I’m sorry the blogging has been in fits and bursts lately. I find myself absorbed by daily happenings with few brain cells to spare at the end of the day for putting thoughts into words. God is good and we are doing well. I will share more later, but just wanted to pop in and say… hi! We’re here! I’ll write more later.
I don’t remember going for very many walks, but look, here are pictures of another walk at the park!
Hood strawberries are the best!
Coloring book for grownups?
Here are a few pictures of Anna and Maggie preparing for their first dress rehearsal! Thank you, Melissa for the lipstick.
And a couple of old Rose, my sweet pup who is in need of some serious love and care. She has a skin yeast infection, a weak hind leg, some kind of ear infection and lots of missing hair. She moves slow and seems stiff, but is more playful today already than yesterday. And she is a total sweetheart and I’m enjoying nursing her. It’s also serving to prevent me from getting pregnant or adopting, which is good.

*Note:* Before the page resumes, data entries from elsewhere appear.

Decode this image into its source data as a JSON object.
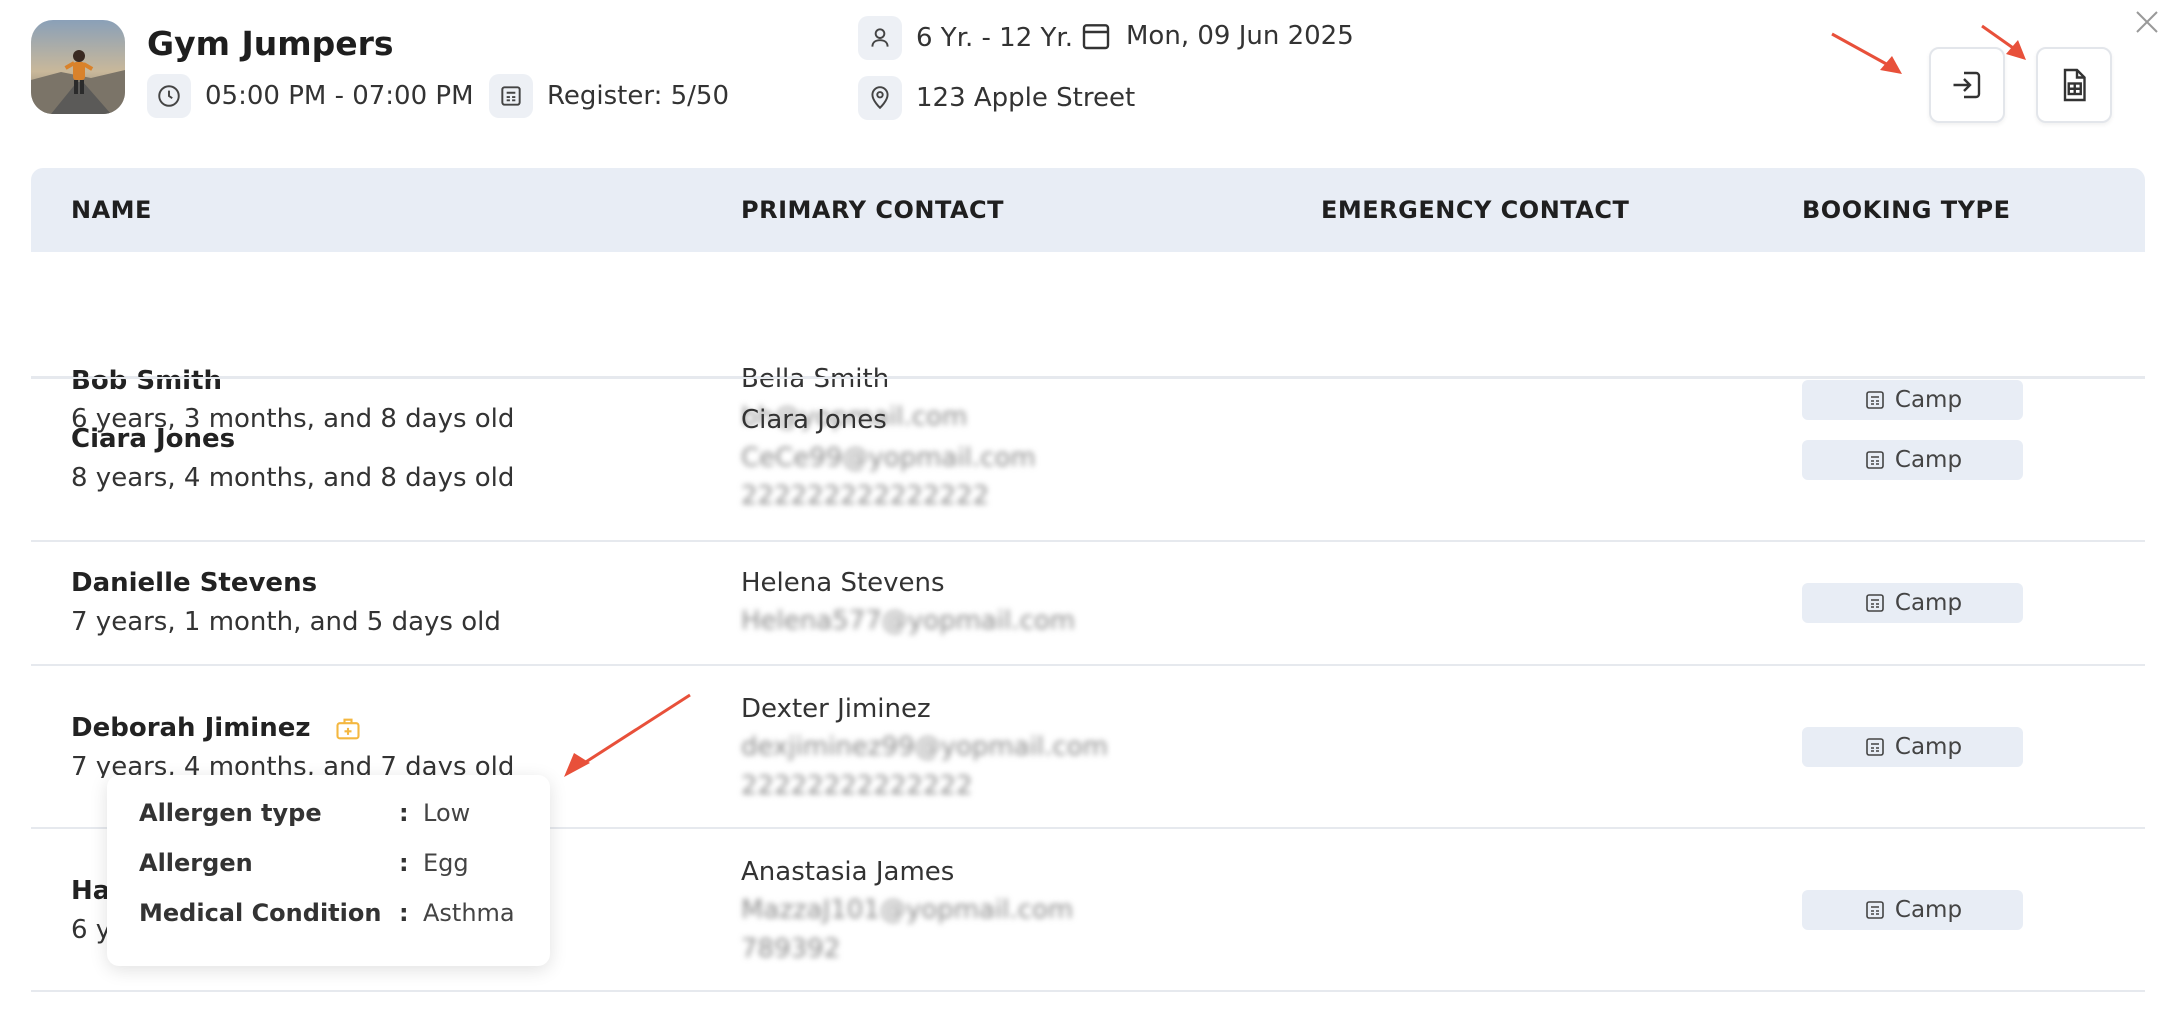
{
  "event": {
    "title": "Gym Jumpers",
    "time": "05:00 PM - 07:00 PM",
    "register": "Register: 5/50",
    "age_range": "6 Yr. - 12 Yr.",
    "date": "Mon, 09 Jun 2025",
    "location": "123 Apple Street"
  },
  "table": {
    "headers": [
      "NAME",
      "PRIMARY CONTACT",
      "EMERGENCY CONTACT",
      "BOOKING TYPE"
    ],
    "rows": [
      {
        "name": "Bob Smith",
        "age": "6 years, 3 months, and 8 days old",
        "contact_name": "Bella Smith",
        "contact_email": "bh@yopmail.com",
        "contact_phone": "",
        "booking": "Camp"
      },
      {
        "name": "Ciara Jones",
        "age": "8 years, 4 months, and 8 days old",
        "contact_name": "Ciara Jones",
        "contact_email": "CeCe99@yopmail.com",
        "contact_phone": "222222222222222",
        "booking": "Camp"
      },
      {
        "name": "Danielle Stevens",
        "age": "7 years, 1 month, and 5 days old",
        "contact_name": "Helena Stevens",
        "contact_email": "Helena577@yopmail.com",
        "contact_phone": "",
        "booking": "Camp"
      },
      {
        "name": "Deborah Jiminez",
        "age": "7 years, 4 months, and 7 days old",
        "contact_name": "Dexter Jiminez",
        "contact_email": "dexjiminez99@yopmail.com",
        "contact_phone": "22222222222222",
        "booking": "Camp"
      },
      {
        "name": "Ha",
        "age": "6 y",
        "contact_name": "Anastasia James",
        "contact_email": "MazzaJ101@yopmail.com",
        "contact_phone": "789392",
        "booking": "Camp"
      }
    ]
  },
  "tooltip": {
    "rows": [
      {
        "label": "Allergen type",
        "value": "Low"
      },
      {
        "label": "Allergen",
        "value": "Egg"
      },
      {
        "label": "Medical Condition",
        "value": "Asthma"
      }
    ]
  },
  "colors": {
    "header_bg": "#e8edf5",
    "badge_bg": "#e8edf5",
    "arrow": "#e8503a",
    "medical_icon": "#f4b740"
  }
}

This year, we have a garden that is not dying! Well, lots of it is alive and thriving. Last year it was just the thistles and grass, this year it is the thistles and grass and blackberries and blueberries and some other stuff! On request from my Mom, here is a tour of our garden today, June 12th.

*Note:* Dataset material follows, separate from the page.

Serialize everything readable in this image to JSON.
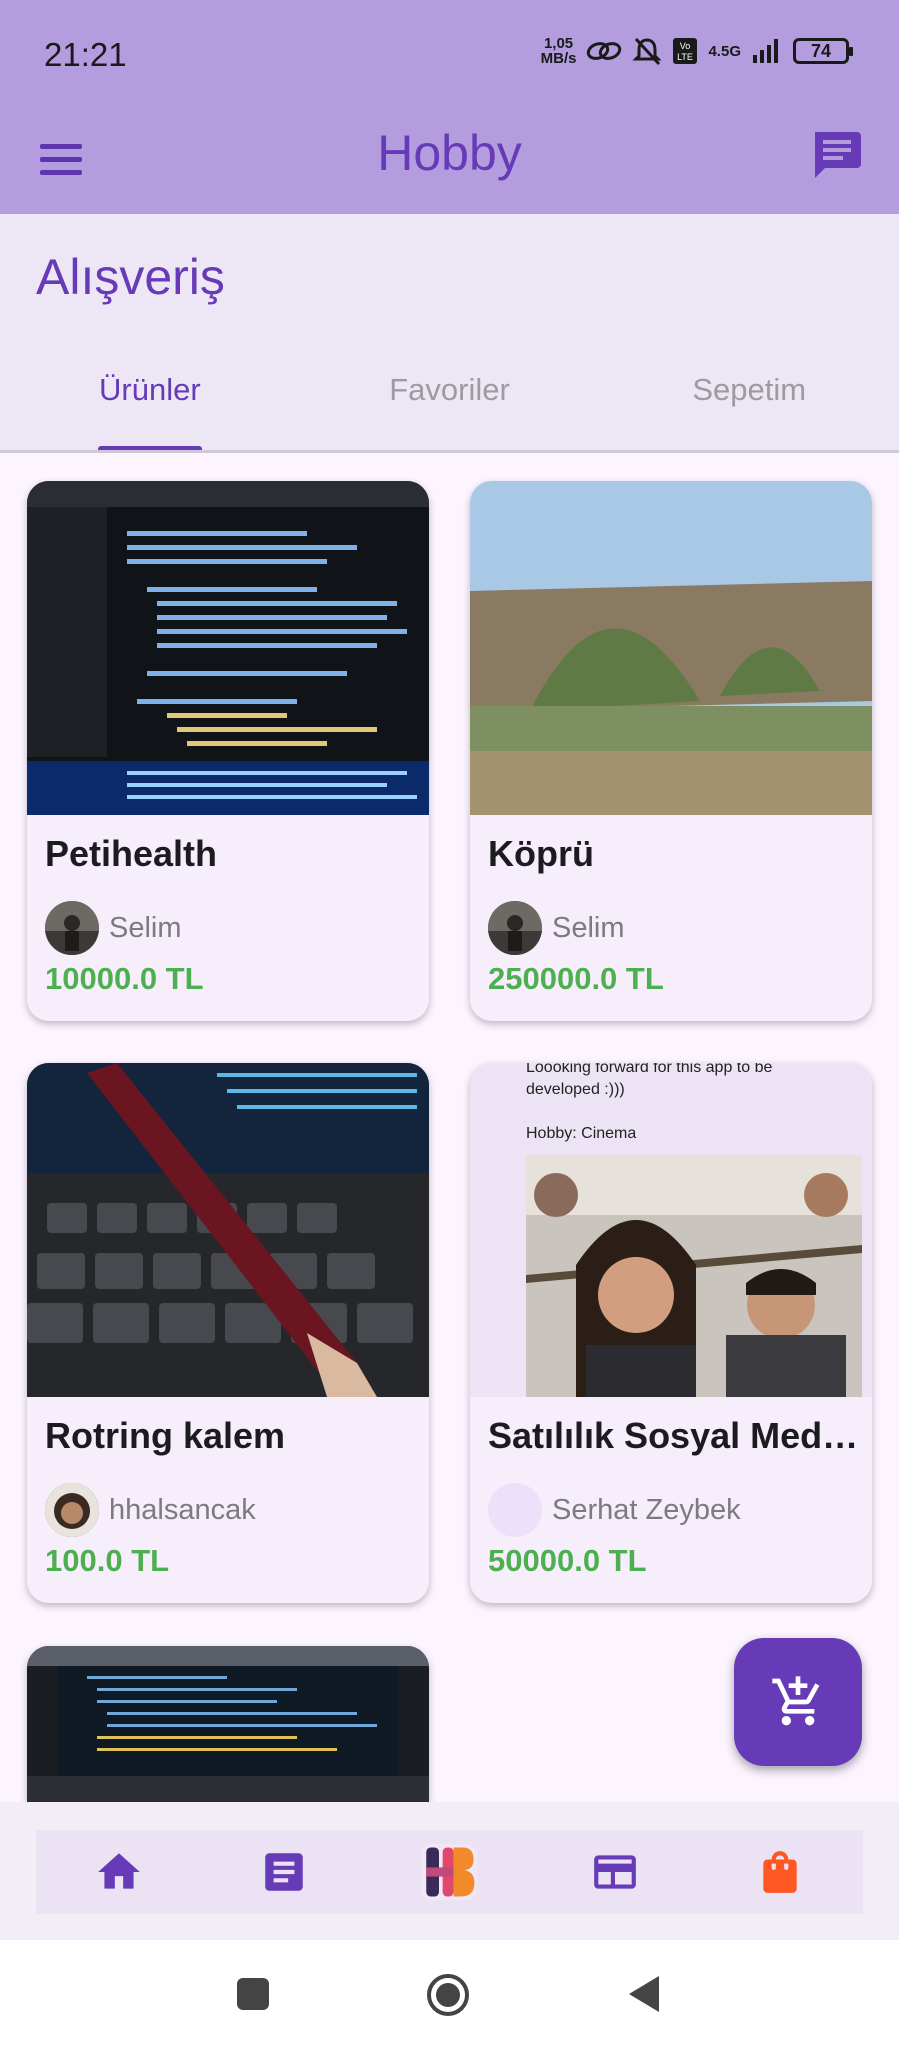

Some people have wondered about my parents and their time in Uganda and what they’re doing. So here you go:
Uganda is a gorgeous African country with wonderful people and a thriving church. However, like most countries, there are troubles. One, there is a lot of poverty. Also, there is corruption in medical areas. For example, doctors and nurses will leave a patient to die (quite literally) if they are not first paid and likely bribed as well. On the flip side, if money is not demanded prior to treatment, many patients would not pay anything after treatment is given. Another trouble is a negligent, unkind, undertrained and ultimately traumatic medical system for when women give birth. The maternal and baby death rates are awful.

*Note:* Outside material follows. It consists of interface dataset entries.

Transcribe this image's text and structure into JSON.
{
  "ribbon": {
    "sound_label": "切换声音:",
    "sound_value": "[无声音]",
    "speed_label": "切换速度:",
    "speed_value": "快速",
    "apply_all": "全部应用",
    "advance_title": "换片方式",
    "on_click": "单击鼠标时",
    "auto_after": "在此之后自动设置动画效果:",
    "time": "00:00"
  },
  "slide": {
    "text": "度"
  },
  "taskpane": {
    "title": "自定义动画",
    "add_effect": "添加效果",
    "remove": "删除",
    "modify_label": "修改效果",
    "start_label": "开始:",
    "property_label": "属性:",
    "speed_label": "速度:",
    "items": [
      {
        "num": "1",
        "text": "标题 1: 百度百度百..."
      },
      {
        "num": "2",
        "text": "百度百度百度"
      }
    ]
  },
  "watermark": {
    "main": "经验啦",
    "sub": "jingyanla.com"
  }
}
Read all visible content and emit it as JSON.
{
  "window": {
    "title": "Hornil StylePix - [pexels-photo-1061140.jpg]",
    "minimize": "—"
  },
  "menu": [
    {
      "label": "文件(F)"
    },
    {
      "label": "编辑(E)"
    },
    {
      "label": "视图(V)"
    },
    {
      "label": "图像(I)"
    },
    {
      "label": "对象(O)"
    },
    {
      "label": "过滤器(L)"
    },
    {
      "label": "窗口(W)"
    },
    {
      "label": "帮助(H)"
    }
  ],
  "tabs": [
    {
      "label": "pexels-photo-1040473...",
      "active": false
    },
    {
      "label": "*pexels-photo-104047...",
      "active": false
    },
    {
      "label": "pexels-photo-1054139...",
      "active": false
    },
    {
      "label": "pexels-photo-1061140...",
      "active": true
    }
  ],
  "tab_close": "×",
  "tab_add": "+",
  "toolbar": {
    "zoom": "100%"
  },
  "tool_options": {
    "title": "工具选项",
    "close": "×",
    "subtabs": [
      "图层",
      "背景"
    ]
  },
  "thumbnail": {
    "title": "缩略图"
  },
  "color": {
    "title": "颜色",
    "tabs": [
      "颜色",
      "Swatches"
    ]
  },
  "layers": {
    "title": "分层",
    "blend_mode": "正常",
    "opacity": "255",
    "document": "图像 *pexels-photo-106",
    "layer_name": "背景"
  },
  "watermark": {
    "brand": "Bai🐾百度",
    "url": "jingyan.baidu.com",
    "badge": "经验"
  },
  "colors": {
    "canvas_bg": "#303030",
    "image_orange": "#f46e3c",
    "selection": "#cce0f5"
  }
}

Therefore, Mom and Dad have been willing to uproot their comfortable lives here in the states to be facilitators for a group trying to build a Women’s Health Clinic in Uganda. The clinic will serve local women and also be a prototype of improved maternal care. At this time, my parents have worked to make the house on the clinic property livable. This project is finished, though water, electricity and mosquitos are still a problem. Also, the clinic property is properly fenced and gated, a reputable contractor has been located and plans for the clinic are being reviewed, modified, reviewed, and modified again as counsel is sought and taken. The process is very interesting! There are so many details.
Anyway, this project is not fully funded. Many people are standing behind the project, including our family, and if God wills, more will come alongside. If nothing else, I am honored to be gaining the heritage my parents continue to create as they serve God and others above themselves. We are blessed through them as we witness the good friendships that have been developing. A number of small gifts of food and clothing and medical payments have gone through them as they witness situations and give whatever they can. I know that I and they covet your prayers for wisdom as they go about each day.
Here are a few links and pictures if you’d like to stay in touch:
The “umbrella” ministry is a small non-profit called Next Generation Ministries. This medical clinic is not their usual ministry, but they are excited to see it beginning. (Donations can be made via paypal or by check)
Facebook page for the Women’s Health Clinic
Mom and Dad’s blog (in case they decide to begin updating it again in all their *cough* free time)